In a shared custody arrangement, children are with both parents equally, as a family law attorney in Fairfax, VA from a law firm like May Law, LLP, can explain. They spend so many days at Mom’s house and then the same number of days at Dad’s. This allows both parents an equal share of parenting time and equal say in how the child is raised. If you are in the midst of a divorce and working out how child custody will be divided, there are some things you should consider if you are thinking about a shared custody arrangement.
The Best Interest of the Child
No matter what type of custody agreement is finally approved by the court, every child custody case must meet the best interest of the child standard. Studies have shown that when children spend at least 35 percent of their time with each of their parents, they do much better emotionally, socially, and in academics than children who only see one parent on a limited basis. Children whose parents have shared custody do better psychologically and are less likely to have mental issues or abuse alcohol or other substances.
The best way for parents to build solid relationships with their children is to spend time with them and shared custody allows this to happen.

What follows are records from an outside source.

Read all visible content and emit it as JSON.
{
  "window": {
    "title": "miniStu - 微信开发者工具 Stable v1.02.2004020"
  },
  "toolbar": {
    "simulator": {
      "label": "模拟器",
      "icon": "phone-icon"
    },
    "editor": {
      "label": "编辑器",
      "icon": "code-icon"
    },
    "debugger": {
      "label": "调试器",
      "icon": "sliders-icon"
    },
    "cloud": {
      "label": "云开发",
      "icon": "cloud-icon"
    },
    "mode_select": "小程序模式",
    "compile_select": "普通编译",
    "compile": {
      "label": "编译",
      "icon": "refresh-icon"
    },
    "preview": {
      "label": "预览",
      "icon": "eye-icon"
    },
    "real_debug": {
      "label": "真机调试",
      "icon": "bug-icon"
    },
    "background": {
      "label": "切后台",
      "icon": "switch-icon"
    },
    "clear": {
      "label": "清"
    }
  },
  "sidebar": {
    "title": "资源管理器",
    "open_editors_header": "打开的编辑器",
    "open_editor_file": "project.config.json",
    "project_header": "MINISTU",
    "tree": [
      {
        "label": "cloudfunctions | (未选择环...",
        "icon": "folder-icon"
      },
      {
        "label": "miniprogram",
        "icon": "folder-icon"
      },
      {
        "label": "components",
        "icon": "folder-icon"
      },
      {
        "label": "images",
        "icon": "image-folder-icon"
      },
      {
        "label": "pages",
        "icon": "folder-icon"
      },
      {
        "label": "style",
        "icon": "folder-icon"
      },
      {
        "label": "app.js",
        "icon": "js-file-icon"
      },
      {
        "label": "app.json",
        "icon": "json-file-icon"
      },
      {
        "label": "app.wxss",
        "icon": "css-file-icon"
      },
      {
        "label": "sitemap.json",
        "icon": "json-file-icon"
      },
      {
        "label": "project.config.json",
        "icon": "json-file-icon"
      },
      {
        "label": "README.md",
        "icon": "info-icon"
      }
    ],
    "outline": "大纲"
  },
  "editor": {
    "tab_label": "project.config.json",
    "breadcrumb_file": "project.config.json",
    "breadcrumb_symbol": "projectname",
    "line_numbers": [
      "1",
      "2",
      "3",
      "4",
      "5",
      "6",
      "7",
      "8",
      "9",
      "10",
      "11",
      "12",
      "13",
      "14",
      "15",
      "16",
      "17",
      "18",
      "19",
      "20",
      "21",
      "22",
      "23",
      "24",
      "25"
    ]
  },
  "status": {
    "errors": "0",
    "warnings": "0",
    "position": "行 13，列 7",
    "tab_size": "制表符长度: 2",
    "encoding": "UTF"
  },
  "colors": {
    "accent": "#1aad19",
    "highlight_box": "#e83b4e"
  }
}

Being part of your child’s daily life can help bring about that closeness as opposed to only having a small window of time every two weeks to do that. Having this close relationship with both parents has also been shown to be a key factor in a child’s success as an adult.
Factors that May Limit Shared Custody
Not every custody case qualifies for a shared custody arrangement. There are certain standards both parents must meet before a judge will approve shared custody. One of the most critical elements that must be met is the safety of the child and if there is any indication that one of the parents may not meet that standard, they will not be awarded shared custody.
Issues that fall under this category include:
- Whether the parent has a history of alcohol or drug abuse
- Whether the parent has a history of abuse or neglect
- Whether the parent has a history of violence
- Whether the parent is involved in criminal activity
- Whether the parent lives in unsafe living conditions for the child
Contact a Child Custody Attorney for More Details
If you are considering a shared custody arrangement in your divorce, contact a family law attorney in Virginia to meet with a child custody expert and discuss what your legal options may be.